[Image: TZ8jFVc.png]

This, for example, is a sprite rip. I grabbed the in-game graphics from Alex Kidd as they really are--thus, ripping. If you want to do your own sprite rips and help increase this site's archive, check this topic.

SATURATION- Intensity of a color.
[Image: B4Ulp5e.png]
So, more saturation means 'more vivid, stronger colors'; less saturation means 'dull colors'. Make sure it is well balanced, though. Too much saturation will make your sprite retina-burning, and less saturation might make your work boring.

SELOUT- (aka selective outlining) It's a technique where you 'select' the outlines that will be shaded. Used correctly, it can make your sprite to look more 3D than it would with plain black outlines.
[Image: lucha-shade03.gif][Image: lucha-selout.gif]
See how the first sprite looks rather flat, even if shaded properly. That is adressed painting the outline with colors (image 2). Keep in mind that the lines away from the light are darker than the lines near it.
Pokémon sprites also use selout. Check this example, courtesy of JarJar:
[Image: ETorTiY.gif]
I know those aren't official Pokémon sprites but JarJar is pratically Ken Sugimori sooo
Notice that parts of the outline are black and some aren't. Those black parts are placed away from the lightsource, in solid objects and/or defined places, acting like outline thickness used in traditional art media.

SHADING- (see LIGHTSOURCE) Shading is meant to show volume and give the viewer an idea of the shape of an object. every bump on a surface will cast a shadow on the opposite side from where the lightsource comes from. stronger lightsources, stronger shadows. more lightsources, less shadows.
also the material where the light is casted will affect how highlights will be produced.
[Image: material.gif]
A basic way to determine wich color should be used for a shadow is to directly reduce the luminosity of a color, but there are plenty ways to shade, either by contrast, by hueshift, by adjusting the Saturation, or even by dithering. in any case, only practice and experience determines what would be the best choice, as there is no fixed rule of what can or cannot be used as a shade.

SPLICE- Splicing is when you grab two or more ready-made sprites and fuse them, creating a single sprite.

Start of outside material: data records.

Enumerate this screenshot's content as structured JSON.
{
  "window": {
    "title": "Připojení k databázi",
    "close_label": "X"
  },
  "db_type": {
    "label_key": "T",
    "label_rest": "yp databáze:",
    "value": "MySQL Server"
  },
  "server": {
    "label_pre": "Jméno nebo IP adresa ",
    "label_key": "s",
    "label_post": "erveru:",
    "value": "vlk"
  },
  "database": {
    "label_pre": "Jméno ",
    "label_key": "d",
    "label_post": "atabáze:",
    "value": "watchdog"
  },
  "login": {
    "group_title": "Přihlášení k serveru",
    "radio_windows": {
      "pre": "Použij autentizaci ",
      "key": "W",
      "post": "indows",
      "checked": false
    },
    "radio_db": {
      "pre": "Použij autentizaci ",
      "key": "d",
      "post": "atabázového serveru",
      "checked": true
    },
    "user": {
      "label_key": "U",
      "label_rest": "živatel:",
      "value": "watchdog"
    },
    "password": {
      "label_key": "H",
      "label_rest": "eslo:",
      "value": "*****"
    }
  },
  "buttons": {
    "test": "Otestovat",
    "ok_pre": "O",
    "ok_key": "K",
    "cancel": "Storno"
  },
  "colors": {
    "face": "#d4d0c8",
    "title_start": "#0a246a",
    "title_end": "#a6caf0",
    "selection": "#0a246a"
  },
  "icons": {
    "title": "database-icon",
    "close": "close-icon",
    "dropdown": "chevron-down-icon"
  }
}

It is usually made with Pokémon sprites, and since the sprites weren't meant to be fused together, the result will usually suck.

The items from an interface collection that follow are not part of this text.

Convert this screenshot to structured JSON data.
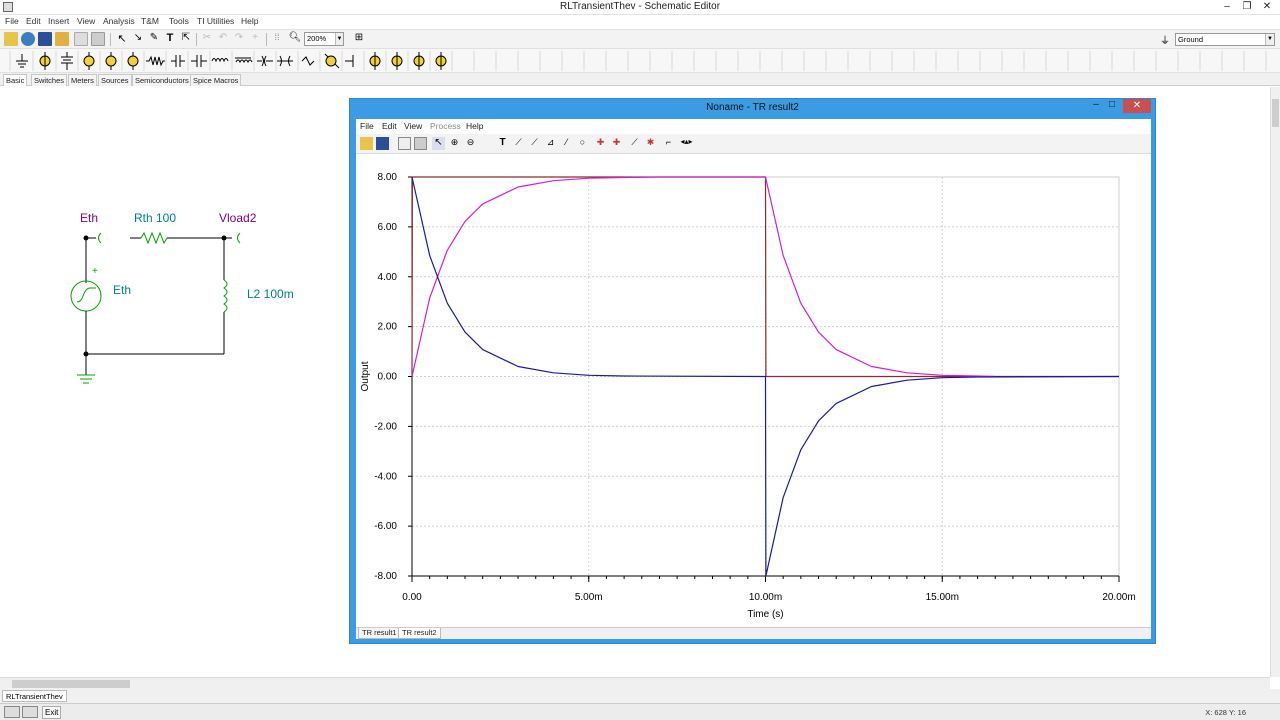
{
  "app": {
    "title": "RLTransientThev - Schematic Editor"
  },
  "menu": [
    "File",
    "Edit",
    "Insert",
    "View",
    "Analysis",
    "T&M",
    "Tools",
    "TI Utilities",
    "Help"
  ],
  "toolbar": {
    "zoom": "200%",
    "ground_select": "Ground"
  },
  "component_tabs": [
    "Basic",
    "Switches",
    "Meters",
    "Sources",
    "Semiconductors",
    "Spice Macros"
  ],
  "schematic": {
    "labels": {
      "eth_node": "Eth",
      "rth": "Rth 100",
      "vload": "Vload2",
      "source": "Eth",
      "inductor": "L2 100m",
      "plus": "+"
    }
  },
  "result_window": {
    "title": "Noname - TR result2",
    "menu": [
      "File",
      "Edit",
      "View",
      "Process",
      "Help"
    ],
    "tabs": [
      "TR result1",
      "TR result2"
    ]
  },
  "chart_data": {
    "type": "line",
    "xlabel": "Time (s)",
    "ylabel": "Output",
    "xlim": [
      0,
      0.02
    ],
    "ylim": [
      -8,
      8
    ],
    "x_ticks": [
      "0.00",
      "5.00m",
      "10.00m",
      "15.00m",
      "20.00m"
    ],
    "y_ticks": [
      "8.00",
      "6.00",
      "4.00",
      "2.00",
      "0.00",
      "-2.00",
      "-4.00",
      "-6.00",
      "-8.00"
    ],
    "grid": true,
    "series": [
      {
        "color": "#8b2a2a",
        "x": [
          0,
          1e-05,
          0.01,
          0.01001,
          0.02
        ],
        "y": [
          0,
          8,
          8,
          0,
          0
        ]
      },
      {
        "color": "#d020d0",
        "x": [
          0,
          0.0005,
          0.001,
          0.0015,
          0.002,
          0.003,
          0.004,
          0.005,
          0.006,
          0.007,
          0.01,
          0.0105,
          0.011,
          0.0115,
          0.012,
          0.013,
          0.014,
          0.015,
          0.016,
          0.0165
        ],
        "y": [
          0,
          3.15,
          5.06,
          6.22,
          6.92,
          7.6,
          7.85,
          7.95,
          7.98,
          8.0,
          8.0,
          4.85,
          2.94,
          1.78,
          1.08,
          0.4,
          0.15,
          0.05,
          0.02,
          0.0
        ]
      },
      {
        "color": "#1a1aa0",
        "x": [
          0,
          0.0005,
          0.001,
          0.0015,
          0.002,
          0.003,
          0.004,
          0.005,
          0.006,
          0.01,
          0.01001,
          0.0105,
          0.011,
          0.0115,
          0.012,
          0.013,
          0.014,
          0.015,
          0.016,
          0.02
        ],
        "y": [
          8,
          4.85,
          2.94,
          1.78,
          1.08,
          0.4,
          0.15,
          0.05,
          0.02,
          0.0,
          -8,
          -4.85,
          -2.94,
          -1.78,
          -1.08,
          -0.4,
          -0.15,
          -0.05,
          -0.02,
          0.0
        ]
      }
    ]
  },
  "doc_tab": "RLTransientThev",
  "status": {
    "exit": "Exit",
    "coords": "X: 628  Y: 16"
  }
}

But as sprite edits, there's a chance of the splice looking decent, and even good. It'll depend on the sprites used, your creativity and your ability to fuse them. But if you've got enough ability to do so, I suggest doing custom work.

8-BIT- Forget it. You think you know about bits? Chances are you don't. Maybe noone does. What we do know, though, is that 8-bit is not a real spriting thing. The term isn't clearly defined for pixel art - if at all. It actually refers to the 8-bit era of videogame consoles - NES, MegaDrive, Atari 7800 and those - that ran 8-bit processors (I could tell you about those, but that's not the topic!). Some people think 8-bit in spriting would mean respecting the graphical limitations of those consoles. However, people usually don't know the exact limitations and the different 8-bit consoles actually all have different limitations! So if you think 8-bit sprites are sprites with only three colours plus transparency, that's not true. If you need to, you should rather refer to "sprites that would work on the NES" or something like that. Either way, as a beginner, you probably should avoid working under such extremely strict limitations, they just make your life harder.

*This spriting dictionary is a WIP. If you have suggestions and/or want to improve it, feel free to post here.
*The images used in this dictionary is only for reference purposes. I don't claim them as mine, save some examples.
*This dictionary is simply for quick reference. Complement your knowledge with specific tutorials scattered on the internet.

*Here are some links full with tutorials. Be free to visit them! Also, if you know a good tutorial, post them in this thread so I can add it here (of course, with permission and stuff)

OBS: The images used here were got from several places and serve only for illustration; I don't claim all of them as mine.